What number of lines in the records below hold the word "title"? Give that number alone.

------ Information given ------

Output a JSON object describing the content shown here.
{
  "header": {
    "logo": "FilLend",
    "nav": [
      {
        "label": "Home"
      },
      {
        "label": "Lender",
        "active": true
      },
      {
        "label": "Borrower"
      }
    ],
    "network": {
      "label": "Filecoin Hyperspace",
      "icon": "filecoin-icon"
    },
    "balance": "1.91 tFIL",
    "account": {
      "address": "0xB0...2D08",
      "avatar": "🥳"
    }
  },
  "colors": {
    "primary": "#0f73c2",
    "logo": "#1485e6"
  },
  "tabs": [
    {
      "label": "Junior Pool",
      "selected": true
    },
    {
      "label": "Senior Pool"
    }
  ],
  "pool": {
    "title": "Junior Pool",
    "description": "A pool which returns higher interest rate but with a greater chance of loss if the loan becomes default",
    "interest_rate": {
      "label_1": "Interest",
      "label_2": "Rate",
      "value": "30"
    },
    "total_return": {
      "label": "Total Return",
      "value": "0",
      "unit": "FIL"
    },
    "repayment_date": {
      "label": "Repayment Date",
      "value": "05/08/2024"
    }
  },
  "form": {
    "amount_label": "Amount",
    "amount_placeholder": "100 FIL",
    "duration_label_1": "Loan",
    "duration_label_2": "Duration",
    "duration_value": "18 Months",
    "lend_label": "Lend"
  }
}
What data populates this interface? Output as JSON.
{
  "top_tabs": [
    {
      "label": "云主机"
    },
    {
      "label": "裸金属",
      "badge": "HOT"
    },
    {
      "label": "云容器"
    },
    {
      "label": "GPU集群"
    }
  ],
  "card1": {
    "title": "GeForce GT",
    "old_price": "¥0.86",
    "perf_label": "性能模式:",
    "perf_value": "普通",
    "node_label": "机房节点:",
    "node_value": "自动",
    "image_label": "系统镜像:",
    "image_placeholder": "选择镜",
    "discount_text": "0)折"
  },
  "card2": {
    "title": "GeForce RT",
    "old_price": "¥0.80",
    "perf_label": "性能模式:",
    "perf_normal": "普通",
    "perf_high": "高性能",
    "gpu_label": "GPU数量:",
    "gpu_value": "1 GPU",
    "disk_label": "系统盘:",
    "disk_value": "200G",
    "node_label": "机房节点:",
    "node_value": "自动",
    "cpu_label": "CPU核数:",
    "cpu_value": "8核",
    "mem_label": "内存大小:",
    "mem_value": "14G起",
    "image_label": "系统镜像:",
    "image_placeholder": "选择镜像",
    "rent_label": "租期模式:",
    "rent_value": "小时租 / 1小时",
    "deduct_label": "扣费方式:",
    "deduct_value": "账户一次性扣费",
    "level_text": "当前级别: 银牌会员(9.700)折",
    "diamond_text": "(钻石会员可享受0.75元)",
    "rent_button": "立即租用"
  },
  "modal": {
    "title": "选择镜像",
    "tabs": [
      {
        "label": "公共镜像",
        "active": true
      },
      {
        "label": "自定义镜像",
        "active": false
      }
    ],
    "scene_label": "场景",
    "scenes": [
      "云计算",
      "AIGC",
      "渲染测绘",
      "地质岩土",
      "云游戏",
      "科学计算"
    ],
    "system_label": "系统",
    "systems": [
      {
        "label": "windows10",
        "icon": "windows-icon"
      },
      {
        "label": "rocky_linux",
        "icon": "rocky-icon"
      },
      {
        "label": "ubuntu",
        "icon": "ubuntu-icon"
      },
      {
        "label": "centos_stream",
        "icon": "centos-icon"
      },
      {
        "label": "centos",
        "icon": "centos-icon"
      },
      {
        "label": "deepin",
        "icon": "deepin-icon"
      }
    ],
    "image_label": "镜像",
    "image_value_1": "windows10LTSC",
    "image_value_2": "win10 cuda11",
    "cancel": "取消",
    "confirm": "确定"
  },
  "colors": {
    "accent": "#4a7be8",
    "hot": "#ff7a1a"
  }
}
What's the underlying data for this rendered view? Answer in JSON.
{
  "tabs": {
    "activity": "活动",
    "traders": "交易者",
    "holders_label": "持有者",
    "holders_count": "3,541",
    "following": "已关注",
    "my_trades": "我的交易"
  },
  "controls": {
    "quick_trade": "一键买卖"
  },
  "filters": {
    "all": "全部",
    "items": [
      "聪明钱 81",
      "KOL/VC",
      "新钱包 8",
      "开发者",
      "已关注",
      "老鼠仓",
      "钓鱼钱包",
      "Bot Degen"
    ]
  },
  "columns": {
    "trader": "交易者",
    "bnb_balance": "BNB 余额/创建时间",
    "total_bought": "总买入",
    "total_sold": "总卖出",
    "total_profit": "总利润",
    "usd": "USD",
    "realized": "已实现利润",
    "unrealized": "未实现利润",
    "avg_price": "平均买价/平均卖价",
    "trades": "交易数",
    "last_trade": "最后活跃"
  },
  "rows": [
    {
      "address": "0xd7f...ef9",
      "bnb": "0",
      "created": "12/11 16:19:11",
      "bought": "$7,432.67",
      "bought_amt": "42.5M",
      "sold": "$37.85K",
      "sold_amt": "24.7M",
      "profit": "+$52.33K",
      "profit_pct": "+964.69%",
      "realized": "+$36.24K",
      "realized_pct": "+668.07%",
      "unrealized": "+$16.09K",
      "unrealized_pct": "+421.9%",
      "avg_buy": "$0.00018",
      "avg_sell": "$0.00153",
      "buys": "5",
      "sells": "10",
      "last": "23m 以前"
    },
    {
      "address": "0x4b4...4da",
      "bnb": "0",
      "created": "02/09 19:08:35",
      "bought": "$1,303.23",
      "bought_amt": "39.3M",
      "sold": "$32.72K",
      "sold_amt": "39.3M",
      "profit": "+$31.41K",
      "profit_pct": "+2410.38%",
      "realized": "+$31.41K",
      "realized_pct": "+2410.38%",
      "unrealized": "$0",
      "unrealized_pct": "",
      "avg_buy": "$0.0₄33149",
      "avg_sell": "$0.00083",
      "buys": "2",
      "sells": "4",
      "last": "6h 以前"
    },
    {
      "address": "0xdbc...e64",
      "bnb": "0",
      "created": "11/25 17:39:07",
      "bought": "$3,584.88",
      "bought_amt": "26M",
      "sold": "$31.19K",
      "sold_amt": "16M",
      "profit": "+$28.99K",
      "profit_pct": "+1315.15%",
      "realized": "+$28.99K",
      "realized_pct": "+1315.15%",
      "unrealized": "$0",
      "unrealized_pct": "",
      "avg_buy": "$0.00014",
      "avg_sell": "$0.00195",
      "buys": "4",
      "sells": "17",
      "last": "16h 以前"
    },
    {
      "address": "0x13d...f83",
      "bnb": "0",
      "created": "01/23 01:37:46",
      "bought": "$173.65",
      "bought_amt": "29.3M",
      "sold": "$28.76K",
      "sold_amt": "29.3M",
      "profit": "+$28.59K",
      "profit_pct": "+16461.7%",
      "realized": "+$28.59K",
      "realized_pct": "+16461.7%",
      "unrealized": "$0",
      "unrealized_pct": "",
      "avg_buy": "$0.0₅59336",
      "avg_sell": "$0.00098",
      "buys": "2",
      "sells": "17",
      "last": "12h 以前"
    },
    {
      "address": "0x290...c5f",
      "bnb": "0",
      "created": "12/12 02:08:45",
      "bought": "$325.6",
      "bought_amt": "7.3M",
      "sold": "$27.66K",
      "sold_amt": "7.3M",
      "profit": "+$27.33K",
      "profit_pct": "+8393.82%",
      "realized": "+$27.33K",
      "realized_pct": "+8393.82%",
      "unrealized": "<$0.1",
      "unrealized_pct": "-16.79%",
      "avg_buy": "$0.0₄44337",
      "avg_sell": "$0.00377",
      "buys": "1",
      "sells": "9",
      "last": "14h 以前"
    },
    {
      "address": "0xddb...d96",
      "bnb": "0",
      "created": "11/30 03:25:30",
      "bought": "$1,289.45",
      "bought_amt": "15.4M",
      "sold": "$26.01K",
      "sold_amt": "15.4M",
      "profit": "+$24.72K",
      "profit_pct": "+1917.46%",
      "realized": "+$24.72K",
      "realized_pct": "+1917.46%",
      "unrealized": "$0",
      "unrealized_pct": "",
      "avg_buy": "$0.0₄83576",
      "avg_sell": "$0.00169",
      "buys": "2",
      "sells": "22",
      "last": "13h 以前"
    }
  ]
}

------

— Exercise answer —
4